The “better” for me, and for my overall well being isn’t allowed, because 68,000 people a year have to die so someone can make a bit more money. That I know, and that is why dead would have been better. My well being is completely at odds with the requirements we make of each other to live in community and society, because the community of this society will mock the fact that I won’t act like the community and society isn’t responsible for it.
I’m also willing to bet I’m not special in the sense that this is very much a part of why we’re seeing suicide rates rising among so may different demographics. Step back and think about it, do you really not think there aren’t a whole lot of people who understand what it is to have this kind of argument about that level of death and the pain and misery which accompanies it, and profit? Do you seriously not think that same underlying idea isn’t intruding into the lives of millions of people who don’t have severe and chronic mental illnesses, but are being faced with the reality that this is the society they live in? How many of them are on the receiving end of being the expendable thing that profit is paramount to? How many of them are realizing their everyday lives are a central part of what makes that reality continue to be able to exist?

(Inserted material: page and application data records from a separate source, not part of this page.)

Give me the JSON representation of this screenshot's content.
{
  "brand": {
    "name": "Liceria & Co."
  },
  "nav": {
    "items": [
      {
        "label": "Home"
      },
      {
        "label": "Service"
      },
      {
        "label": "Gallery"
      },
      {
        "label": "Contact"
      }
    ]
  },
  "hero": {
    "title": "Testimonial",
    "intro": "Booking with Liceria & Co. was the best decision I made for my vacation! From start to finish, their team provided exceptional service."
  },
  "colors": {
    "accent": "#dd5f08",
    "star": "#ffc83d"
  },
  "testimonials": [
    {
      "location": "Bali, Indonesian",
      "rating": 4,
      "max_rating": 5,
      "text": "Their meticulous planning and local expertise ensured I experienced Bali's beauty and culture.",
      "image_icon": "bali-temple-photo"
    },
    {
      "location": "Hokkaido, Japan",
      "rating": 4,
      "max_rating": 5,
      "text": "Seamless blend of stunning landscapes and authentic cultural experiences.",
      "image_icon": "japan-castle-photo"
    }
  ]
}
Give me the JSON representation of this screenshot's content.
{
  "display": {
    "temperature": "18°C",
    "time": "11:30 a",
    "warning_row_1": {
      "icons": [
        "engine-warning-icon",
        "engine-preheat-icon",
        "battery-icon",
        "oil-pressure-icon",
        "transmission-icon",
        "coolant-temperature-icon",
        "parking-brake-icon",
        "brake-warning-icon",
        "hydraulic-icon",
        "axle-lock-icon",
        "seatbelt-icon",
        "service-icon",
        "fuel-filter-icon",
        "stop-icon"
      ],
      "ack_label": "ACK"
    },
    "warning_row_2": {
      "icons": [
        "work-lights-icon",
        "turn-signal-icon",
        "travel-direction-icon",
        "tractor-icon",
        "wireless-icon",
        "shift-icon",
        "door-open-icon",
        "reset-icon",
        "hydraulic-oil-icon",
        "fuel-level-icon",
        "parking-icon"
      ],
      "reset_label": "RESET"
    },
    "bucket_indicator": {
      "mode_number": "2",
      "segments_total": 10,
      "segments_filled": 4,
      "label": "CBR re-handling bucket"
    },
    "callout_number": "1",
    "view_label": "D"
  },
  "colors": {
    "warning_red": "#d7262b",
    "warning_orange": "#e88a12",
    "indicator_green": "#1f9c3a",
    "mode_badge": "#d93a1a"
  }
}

Nah, it’s the nastiness on the internet, that’s the problem, right? It’s not that the nastiness on the internet is an outgrowth of that reality, that can’t possibly be it. Just, for a second, think about what kind of dehumanization and degradation can be hidden when the fact that we’re having an argument about whether 68,000 lives or the insurance industries obscene profits is more important, and we don’t even fully recognize that is the argument we’re having.
This is what I see, and I understand this is who we are, and I am not inclined to believe that “health” is found in making my place in that and that death would have been better than having spent so many years trying to and being miserable and in pain, and causing so main others pain.